What is expected: The answer must consist of each line below that contains the string "label".

The input:
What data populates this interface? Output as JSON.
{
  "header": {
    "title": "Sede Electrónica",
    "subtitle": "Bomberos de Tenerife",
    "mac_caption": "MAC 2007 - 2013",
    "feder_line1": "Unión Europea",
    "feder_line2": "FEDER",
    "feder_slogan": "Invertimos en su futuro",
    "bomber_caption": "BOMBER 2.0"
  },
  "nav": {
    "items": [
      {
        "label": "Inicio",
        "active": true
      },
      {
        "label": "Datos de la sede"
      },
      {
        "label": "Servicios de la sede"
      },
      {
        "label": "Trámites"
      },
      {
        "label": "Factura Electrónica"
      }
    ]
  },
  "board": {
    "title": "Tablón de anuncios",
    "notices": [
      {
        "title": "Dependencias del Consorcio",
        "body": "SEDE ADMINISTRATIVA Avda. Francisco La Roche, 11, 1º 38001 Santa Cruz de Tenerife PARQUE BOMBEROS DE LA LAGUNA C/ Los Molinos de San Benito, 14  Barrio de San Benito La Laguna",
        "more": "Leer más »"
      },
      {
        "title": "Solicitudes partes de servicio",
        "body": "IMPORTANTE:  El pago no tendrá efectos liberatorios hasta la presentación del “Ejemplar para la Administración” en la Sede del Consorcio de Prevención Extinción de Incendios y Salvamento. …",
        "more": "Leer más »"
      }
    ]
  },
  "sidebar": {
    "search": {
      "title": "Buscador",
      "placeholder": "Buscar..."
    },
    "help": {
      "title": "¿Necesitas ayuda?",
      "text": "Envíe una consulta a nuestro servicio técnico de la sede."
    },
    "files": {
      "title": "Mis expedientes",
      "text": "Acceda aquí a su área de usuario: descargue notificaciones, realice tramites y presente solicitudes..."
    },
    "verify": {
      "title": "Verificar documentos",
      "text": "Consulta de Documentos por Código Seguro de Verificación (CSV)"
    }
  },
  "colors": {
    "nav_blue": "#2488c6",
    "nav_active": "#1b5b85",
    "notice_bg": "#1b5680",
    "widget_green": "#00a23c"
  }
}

Answer for the task:
        "label": "Inicio",
        "label": "Datos de la sede"
        "label": "Servicios de la sede"
        "label": "Trámites"
        "label": "Factura Electrónica"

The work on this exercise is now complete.